[Entries supplied]
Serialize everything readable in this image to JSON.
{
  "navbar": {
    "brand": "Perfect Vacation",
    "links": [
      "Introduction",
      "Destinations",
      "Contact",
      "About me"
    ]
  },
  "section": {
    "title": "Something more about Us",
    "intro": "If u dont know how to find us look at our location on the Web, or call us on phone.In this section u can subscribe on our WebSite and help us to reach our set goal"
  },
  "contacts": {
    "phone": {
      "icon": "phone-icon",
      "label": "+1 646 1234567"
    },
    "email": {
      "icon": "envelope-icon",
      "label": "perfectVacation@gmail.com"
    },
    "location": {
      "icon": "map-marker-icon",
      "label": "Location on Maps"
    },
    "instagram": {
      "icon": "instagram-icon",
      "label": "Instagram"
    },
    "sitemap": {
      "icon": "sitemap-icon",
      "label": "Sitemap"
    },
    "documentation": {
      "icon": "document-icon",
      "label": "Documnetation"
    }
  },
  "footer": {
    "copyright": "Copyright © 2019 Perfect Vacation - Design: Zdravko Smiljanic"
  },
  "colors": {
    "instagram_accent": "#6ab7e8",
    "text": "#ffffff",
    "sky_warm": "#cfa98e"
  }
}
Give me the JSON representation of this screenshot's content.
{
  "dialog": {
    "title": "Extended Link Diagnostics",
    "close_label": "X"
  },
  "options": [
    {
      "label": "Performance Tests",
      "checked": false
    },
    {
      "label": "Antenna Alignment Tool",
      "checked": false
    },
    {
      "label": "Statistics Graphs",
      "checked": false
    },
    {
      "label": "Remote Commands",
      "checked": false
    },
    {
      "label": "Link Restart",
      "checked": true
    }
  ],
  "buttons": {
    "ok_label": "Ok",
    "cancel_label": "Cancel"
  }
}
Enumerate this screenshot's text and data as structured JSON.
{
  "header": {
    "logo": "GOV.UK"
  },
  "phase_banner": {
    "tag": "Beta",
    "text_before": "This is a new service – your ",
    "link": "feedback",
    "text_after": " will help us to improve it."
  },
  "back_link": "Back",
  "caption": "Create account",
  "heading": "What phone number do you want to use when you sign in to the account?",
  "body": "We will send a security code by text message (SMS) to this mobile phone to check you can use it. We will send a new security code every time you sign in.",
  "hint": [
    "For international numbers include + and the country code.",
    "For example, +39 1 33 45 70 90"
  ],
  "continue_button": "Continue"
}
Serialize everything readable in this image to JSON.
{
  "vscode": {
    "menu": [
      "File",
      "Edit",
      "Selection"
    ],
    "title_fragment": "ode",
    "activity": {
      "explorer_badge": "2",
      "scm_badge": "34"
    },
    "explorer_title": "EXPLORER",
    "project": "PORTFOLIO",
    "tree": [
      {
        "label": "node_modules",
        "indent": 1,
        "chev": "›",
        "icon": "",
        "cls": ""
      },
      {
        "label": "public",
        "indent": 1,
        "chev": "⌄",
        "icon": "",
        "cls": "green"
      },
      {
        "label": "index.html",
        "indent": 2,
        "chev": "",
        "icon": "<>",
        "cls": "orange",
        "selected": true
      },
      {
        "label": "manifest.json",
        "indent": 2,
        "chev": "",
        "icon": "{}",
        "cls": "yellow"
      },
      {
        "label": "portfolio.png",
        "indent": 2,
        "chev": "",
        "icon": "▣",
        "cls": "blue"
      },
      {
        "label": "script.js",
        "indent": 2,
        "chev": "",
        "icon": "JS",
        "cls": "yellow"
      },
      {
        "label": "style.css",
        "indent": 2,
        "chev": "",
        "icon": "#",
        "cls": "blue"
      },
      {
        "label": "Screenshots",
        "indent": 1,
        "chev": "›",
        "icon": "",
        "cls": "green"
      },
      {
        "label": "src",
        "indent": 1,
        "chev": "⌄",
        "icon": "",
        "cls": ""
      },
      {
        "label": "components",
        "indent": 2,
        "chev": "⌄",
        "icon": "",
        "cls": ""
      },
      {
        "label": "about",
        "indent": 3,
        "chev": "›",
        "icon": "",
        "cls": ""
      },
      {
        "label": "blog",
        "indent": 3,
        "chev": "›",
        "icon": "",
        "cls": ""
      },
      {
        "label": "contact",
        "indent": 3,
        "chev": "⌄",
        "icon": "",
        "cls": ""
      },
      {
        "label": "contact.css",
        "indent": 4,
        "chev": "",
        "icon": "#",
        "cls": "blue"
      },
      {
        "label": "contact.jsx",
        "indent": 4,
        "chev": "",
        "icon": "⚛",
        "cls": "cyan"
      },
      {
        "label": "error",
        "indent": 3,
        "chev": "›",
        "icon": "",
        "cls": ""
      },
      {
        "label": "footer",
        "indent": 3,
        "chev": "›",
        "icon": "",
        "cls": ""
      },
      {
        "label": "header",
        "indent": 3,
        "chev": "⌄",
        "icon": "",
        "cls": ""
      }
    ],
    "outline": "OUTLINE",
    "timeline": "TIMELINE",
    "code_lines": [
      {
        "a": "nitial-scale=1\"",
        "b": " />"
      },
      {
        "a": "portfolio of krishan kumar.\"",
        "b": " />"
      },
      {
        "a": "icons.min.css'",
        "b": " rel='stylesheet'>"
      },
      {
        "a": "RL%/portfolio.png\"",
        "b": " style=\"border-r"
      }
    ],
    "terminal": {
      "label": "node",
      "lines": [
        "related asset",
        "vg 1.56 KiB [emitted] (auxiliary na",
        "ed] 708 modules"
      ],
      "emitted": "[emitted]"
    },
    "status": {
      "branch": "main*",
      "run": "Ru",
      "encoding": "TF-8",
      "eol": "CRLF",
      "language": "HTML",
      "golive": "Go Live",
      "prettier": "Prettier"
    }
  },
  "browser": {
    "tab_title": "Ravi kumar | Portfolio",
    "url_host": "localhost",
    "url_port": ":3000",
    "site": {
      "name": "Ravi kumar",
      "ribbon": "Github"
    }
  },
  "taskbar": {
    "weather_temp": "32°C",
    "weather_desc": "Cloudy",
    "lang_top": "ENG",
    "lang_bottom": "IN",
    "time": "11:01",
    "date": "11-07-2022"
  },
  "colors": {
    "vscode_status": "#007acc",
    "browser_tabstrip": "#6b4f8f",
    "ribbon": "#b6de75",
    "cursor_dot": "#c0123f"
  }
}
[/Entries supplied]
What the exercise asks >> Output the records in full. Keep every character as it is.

Written answer >>
Serialize everything readable in this image to JSON.
{
  "navbar": {
    "brand": "Perfect Vacation",
    "links": [
      "Introduction",
      "Destinations",
      "Contact",
      "About me"
    ]
  },
  "section": {
    "title": "Something more about Us",
    "intro": "If u dont know how to find us look at our location on the Web, or call us on phone.In this section u can subscribe on our WebSite and help us to reach our set goal"
  },
  "contacts": {
    "phone": {
      "icon": "phone-icon",
      "label": "+1 646 1234567"
    },
    "email": {
      "icon": "envelope-icon",
      "label": "perfectVacation@gmail.com"
    },
    "location": {
      "icon": "map-marker-icon",
      "label": "Location on Maps"
    },
    "instagram": {
      "icon": "instagram-icon",
      "label": "Instagram"
    },
    "sitemap": {
      "icon": "sitemap-icon",
      "label": "Sitemap"
    },
    "documentation": {
      "icon": "document-icon",
      "label": "Documnetation"
    }
  },
  "footer": {
    "copyright": "Copyright © 2019 Perfect Vacation - Design: Zdravko Smiljanic"
  },
  "colors": {
    "instagram_accent": "#6ab7e8",
    "text": "#ffffff",
    "sky_warm": "#cfa98e"
  }
}
Give me the JSON representation of this screenshot's content.
{
  "dialog": {
    "title": "Extended Link Diagnostics",
    "close_label": "X"
  },
  "options": [
    {
      "label": "Performance Tests",
      "checked": false
    },
    {
      "label": "Antenna Alignment Tool",
      "checked": false
    },
    {
      "label": "Statistics Graphs",
      "checked": false
    },
    {
      "label": "Remote Commands",
      "checked": false
    },
    {
      "label": "Link Restart",
      "checked": true
    }
  ],
  "buttons": {
    "ok_label": "Ok",
    "cancel_label": "Cancel"
  }
}
Enumerate this screenshot's text and data as structured JSON.
{
  "header": {
    "logo": "GOV.UK"
  },
  "phase_banner": {
    "tag": "Beta",
    "text_before": "This is a new service – your ",
    "link": "feedback",
    "text_after": " will help us to improve it."
  },
  "back_link": "Back",
  "caption": "Create account",
  "heading": "What phone number do you want to use when you sign in to the account?",
  "body": "We will send a security code by text message (SMS) to this mobile phone to check you can use it. We will send a new security code every time you sign in.",
  "hint": [
    "For international numbers include + and the country code.",
    "For example, +39 1 33 45 70 90"
  ],
  "continue_button": "Continue"
}
Serialize everything readable in this image to JSON.
{
  "vscode": {
    "menu": [
      "File",
      "Edit",
      "Selection"
    ],
    "title_fragment": "ode",
    "activity": {
      "explorer_badge": "2",
      "scm_badge": "34"
    },
    "explorer_title": "EXPLORER",
    "project": "PORTFOLIO",
    "tree": [
      {
        "label": "node_modules",
        "indent": 1,
        "chev": "›",
        "icon": "",
        "cls": ""
      },
      {
        "label": "public",
        "indent": 1,
        "chev": "⌄",
        "icon": "",
        "cls": "green"
      },
      {
        "label": "index.html",
        "indent": 2,
        "chev": "",
        "icon": "<>",
        "cls": "orange",
        "selected": true
      },
      {
        "label": "manifest.json",
        "indent": 2,
        "chev": "",
        "icon": "{}",
        "cls": "yellow"
      },
      {
        "label": "portfolio.png",
        "indent": 2,
        "chev": "",
        "icon": "▣",
        "cls": "blue"
      },
      {
        "label": "script.js",
        "indent": 2,
        "chev": "",
        "icon": "JS",
        "cls": "yellow"
      },
      {
        "label": "style.css",
        "indent": 2,
        "chev": "",
        "icon": "#",
        "cls": "blue"
      },
      {
        "label": "Screenshots",
        "indent": 1,
        "chev": "›",
        "icon": "",
        "cls": "green"
      },
      {
        "label": "src",
        "indent": 1,
        "chev": "⌄",
        "icon": "",
        "cls": ""
      },
      {
        "label": "components",
        "indent": 2,
        "chev": "⌄",
        "icon": "",
        "cls": ""
      },
      {
        "label": "about",
        "indent": 3,
        "chev": "›",
        "icon": "",
        "cls": ""
      },
      {
        "label": "blog",
        "indent": 3,
        "chev": "›",
        "icon": "",
        "cls": ""
      },
      {
        "label": "contact",
        "indent": 3,
        "chev": "⌄",
        "icon": "",
        "cls": ""
      },
      {
        "label": "contact.css",
        "indent": 4,
        "chev": "",
        "icon": "#",
        "cls": "blue"
      },
      {
        "label": "contact.jsx",
        "indent": 4,
        "chev": "",
        "icon": "⚛",
        "cls": "cyan"
      },
      {
        "label": "error",
        "indent": 3,
        "chev": "›",
        "icon": "",
        "cls": ""
      },
      {
        "label": "footer",
        "indent": 3,
        "chev": "›",
        "icon": "",
        "cls": ""
      },
      {
        "label": "header",
        "indent": 3,
        "chev": "⌄",
        "icon": "",
        "cls": ""
      }
    ],
    "outline": "OUTLINE",
    "timeline": "TIMELINE",
    "code_lines": [
      {
        "a": "nitial-scale=1\"",
        "b": " />"
      },
      {
        "a": "portfolio of krishan kumar.\"",
        "b": " />"
      },
      {
        "a": "icons.min.css'",
        "b": " rel='stylesheet'>"
      },
      {
        "a": "RL%/portfolio.png\"",
        "b": " style=\"border-r"
      }
    ],
    "terminal": {
      "label": "node",
      "lines": [
        "related asset",
        "vg 1.56 KiB [emitted] (auxiliary na",
        "ed] 708 modules"
      ],
      "emitted": "[emitted]"
    },
    "status": {
      "branch": "main*",
      "run": "Ru",
      "encoding": "TF-8",
      "eol": "CRLF",
      "language": "HTML",
      "golive": "Go Live",
      "prettier": "Prettier"
    }
  },
  "browser": {
    "tab_title": "Ravi kumar | Portfolio",
    "url_host": "localhost",
    "url_port": ":3000",
    "site": {
      "name": "Ravi kumar",
      "ribbon": "Github"
    }
  },
  "taskbar": {
    "weather_temp": "32°C",
    "weather_desc": "Cloudy",
    "lang_top": "ENG",
    "lang_bottom": "IN",
    "time": "11:01",
    "date": "11-07-2022"
  },
  "colors": {
    "vscode_status": "#007acc",
    "browser_tabstrip": "#6b4f8f",
    "ribbon": "#b6de75",
    "cursor_dot": "#c0123f"
  }
}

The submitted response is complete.